◆ **EXERCISE INSTRUCTIONS**
Identify the lines in the data below that contain "subtitle" and give only how many there are.

◆ **MATERIALS PROVIDED**
--- START ---

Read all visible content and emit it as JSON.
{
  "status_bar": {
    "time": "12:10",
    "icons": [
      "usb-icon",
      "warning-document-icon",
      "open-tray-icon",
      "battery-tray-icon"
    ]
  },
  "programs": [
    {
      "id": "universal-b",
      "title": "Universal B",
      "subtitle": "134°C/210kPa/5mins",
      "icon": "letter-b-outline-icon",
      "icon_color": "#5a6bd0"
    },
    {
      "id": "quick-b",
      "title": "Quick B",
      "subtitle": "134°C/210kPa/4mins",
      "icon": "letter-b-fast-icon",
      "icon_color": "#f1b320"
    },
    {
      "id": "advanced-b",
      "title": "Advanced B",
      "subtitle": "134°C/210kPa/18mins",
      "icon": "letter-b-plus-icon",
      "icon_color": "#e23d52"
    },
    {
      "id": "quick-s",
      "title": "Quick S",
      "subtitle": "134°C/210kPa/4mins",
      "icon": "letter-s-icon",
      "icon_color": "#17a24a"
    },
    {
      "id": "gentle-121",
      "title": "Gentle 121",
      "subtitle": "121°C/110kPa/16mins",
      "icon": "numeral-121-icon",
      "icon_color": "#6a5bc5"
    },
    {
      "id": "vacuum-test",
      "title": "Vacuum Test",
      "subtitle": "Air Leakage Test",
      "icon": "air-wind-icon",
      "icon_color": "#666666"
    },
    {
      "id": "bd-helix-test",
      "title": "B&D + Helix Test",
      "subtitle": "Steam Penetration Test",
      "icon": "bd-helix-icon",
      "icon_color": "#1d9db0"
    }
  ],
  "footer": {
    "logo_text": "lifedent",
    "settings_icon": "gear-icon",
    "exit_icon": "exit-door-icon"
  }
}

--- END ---

◆ **RESPONSE AREA**
7